When Can I Start Keeping All Of My Benefits And Still Work Full Time?

Category: 
Jan 5 2020 - 9:52am

My birth date is Sept. 15, 1956 and I am collecting SS but working full time. That means that they are withholding about 6 or 7 months of benefits because I'm over the earning threshold. The year I reach full retirement I would not have to have anything withheld because the earning limit is more then i would earn anyway. But my question is; when can I start keeping all the benefits and still work full time ? If I was born on August 31st 1956 I would reach full retirement age at the very end of 2022 which (it seems) means that I wouldn't have to have anything withheld starting on January 1, 2022. If this is determined (strictly on) the calendar year then I have to wait all the way to January 15, 2023 to start earning my full pay as well as to receive all my SS without penalty. Is that really how it works ? For the sake of 2 weeks I miss out on all those payments ! Somehow that doesn't seem right. Is there any chance that the actual date I can receive both would be Jan. 15, 2022 or whatever date gets me to the year of 66 and 4 months ? I think I've asked the question in an understandable way so I hope it makes sense. Thanks PK

Hi PK,

Since you were born in September 1956, your full retirement age (FRA) for Social Security earnings test purposes is 66 & 4 months. Therefore, January 2023 is the first month that you could be paid benefits without regard to how much you earn.

If you had been born in August 1956 then your FRA would be December 2022. In that case, for the first 11 months of 2022 $1 of your benefits would be subject to withholding for every $3 of earnings in excess of the earnings test exempt amount applicable for people who reach FRA in that calendar year. The exempt amount for people reaching FRA in 2020 is $48,600, but that amount is adjusted annually. Obviously, though, this doesn't apply to you since you weren't born in August 1956.

Because you will be below FRA throughout the calendar year of 2022, $1 of your benefits will need to be withheld for each $2 that your earnings exceed the earnings test exempt amount applicable for people who are below FRA throughout that year. That exempt amount is set at $18,240 for 2020, but will likely be somewhat higher by the year 2022.

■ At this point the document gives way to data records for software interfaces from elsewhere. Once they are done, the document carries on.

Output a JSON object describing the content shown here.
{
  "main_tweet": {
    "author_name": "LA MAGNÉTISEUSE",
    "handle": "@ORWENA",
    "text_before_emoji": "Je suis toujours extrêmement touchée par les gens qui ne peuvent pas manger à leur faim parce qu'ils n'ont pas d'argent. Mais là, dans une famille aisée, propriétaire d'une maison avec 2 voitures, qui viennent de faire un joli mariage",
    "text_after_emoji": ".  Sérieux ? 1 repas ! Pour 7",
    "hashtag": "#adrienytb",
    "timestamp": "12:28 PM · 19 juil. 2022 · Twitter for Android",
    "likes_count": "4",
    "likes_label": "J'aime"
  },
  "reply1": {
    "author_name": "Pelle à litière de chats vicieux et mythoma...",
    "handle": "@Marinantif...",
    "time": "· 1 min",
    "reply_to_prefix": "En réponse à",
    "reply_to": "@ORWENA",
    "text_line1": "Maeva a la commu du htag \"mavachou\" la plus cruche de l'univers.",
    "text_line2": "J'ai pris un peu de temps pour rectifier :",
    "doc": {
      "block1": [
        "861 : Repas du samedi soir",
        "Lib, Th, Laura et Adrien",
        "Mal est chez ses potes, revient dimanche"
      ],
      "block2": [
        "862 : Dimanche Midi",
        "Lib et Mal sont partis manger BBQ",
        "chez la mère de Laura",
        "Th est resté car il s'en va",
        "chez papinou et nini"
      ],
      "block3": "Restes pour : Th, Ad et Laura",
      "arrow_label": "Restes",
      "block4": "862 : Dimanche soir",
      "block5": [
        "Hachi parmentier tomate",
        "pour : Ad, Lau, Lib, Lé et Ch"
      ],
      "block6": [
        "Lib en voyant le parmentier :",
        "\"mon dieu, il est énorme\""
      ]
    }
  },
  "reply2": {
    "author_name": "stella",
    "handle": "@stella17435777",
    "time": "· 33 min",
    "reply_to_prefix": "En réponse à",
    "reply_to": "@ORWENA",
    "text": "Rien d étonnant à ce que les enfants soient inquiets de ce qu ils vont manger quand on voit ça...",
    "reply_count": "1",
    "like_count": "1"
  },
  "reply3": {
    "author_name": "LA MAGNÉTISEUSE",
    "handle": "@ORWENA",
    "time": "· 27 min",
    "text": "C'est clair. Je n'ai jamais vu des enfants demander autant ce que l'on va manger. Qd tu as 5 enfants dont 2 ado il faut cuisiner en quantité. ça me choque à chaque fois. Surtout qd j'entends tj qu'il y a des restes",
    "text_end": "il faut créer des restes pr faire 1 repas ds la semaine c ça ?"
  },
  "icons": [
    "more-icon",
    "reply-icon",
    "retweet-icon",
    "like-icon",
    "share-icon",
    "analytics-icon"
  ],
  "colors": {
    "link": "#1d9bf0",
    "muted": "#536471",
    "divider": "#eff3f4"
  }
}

If it's any consolation, your benefit rate will be adjusted after you reach FRA to give you credit for the months that your benefits are withheld due to the earnings test. Over time, that increase in your monthly rate should allow you to recoup the benefits you lost to the earnings test if you live at least an average life span.

Best, Jerry